It does work, however, I get pimples starting at about 3 weeks in to the regime. Could be because I am still a young lad. Who knows. I would not say they make the world of difference, but for me it is worth it. I would for you however, suggest just getting in shape first. (No offence intended) Get your training AND nutrition dialed if you feel you want that small edge, go for it. I personally just returned to the gym about few months ago. I waited until most of my initial strength gains slowed, and I also waited until I dropped a bunch of body fat. At high levels of BF, you will be seeing lower testosterone anyway… Why not get in shape first and maximize the benefits of all your training and nutrition
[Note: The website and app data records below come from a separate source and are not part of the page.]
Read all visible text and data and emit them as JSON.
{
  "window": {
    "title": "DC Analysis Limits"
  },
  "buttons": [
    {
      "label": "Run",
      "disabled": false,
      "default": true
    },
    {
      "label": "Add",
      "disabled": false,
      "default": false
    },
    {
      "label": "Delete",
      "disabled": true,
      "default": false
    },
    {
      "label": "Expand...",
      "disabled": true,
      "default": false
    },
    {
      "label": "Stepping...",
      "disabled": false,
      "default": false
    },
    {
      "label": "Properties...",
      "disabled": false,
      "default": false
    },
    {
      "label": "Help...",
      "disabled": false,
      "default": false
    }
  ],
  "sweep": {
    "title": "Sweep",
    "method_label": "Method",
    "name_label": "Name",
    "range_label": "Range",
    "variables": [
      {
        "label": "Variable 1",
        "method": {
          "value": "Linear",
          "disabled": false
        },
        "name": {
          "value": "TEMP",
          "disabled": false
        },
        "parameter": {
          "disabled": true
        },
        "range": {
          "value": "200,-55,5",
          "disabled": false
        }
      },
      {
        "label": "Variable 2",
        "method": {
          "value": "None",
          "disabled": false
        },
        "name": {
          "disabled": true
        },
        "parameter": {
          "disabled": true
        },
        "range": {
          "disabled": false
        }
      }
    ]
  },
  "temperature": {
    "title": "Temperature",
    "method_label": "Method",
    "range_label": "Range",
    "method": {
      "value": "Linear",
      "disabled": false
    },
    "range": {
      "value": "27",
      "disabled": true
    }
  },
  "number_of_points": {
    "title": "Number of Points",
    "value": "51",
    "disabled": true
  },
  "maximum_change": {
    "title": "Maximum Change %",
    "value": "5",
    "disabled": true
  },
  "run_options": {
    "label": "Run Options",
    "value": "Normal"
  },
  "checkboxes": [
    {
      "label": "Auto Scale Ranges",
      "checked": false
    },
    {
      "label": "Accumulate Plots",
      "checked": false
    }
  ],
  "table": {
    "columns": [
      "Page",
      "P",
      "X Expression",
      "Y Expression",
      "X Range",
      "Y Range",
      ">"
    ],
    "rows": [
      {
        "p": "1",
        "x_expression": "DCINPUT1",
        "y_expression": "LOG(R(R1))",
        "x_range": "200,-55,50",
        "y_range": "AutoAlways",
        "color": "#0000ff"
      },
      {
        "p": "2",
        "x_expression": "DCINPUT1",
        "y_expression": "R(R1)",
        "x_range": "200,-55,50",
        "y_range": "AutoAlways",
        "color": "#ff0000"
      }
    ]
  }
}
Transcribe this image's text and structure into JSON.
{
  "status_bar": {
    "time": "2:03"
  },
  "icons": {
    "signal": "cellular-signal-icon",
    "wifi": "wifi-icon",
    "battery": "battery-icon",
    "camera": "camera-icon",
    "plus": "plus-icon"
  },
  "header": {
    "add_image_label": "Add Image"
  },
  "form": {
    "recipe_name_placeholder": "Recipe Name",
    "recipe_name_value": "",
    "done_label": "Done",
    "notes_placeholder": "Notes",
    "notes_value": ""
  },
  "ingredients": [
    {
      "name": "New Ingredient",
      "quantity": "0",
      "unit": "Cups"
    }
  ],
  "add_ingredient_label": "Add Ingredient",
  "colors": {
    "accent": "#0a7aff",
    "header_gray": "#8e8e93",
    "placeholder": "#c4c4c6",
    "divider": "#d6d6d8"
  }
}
Spinach contains Magnesium which has been proven to be super effective at boosting t levels. In one study , researchers recorded the levels of testosterone and magnesium in 399 men with an average age of 74 years. They found that higher serum magnesium levels correlated positively with higher magnesium level and this was consistent across all the men. In another study, two groups of athletes were separated, and one of the groups was give magnesium supplements daily for 4 weeks while the other group was used as a control. The results showed a marked difference between the two groups with the group given Magnesium recording significantly higher free testosterone levels. However, it should be noted that both groups saw increases in testosterone due to the fact that they were both exercising a lot during that time frame. This reinforces the idea that foods like spinach combined with a lot of hard exercise will be a lethal combination in raising free testosterone levels.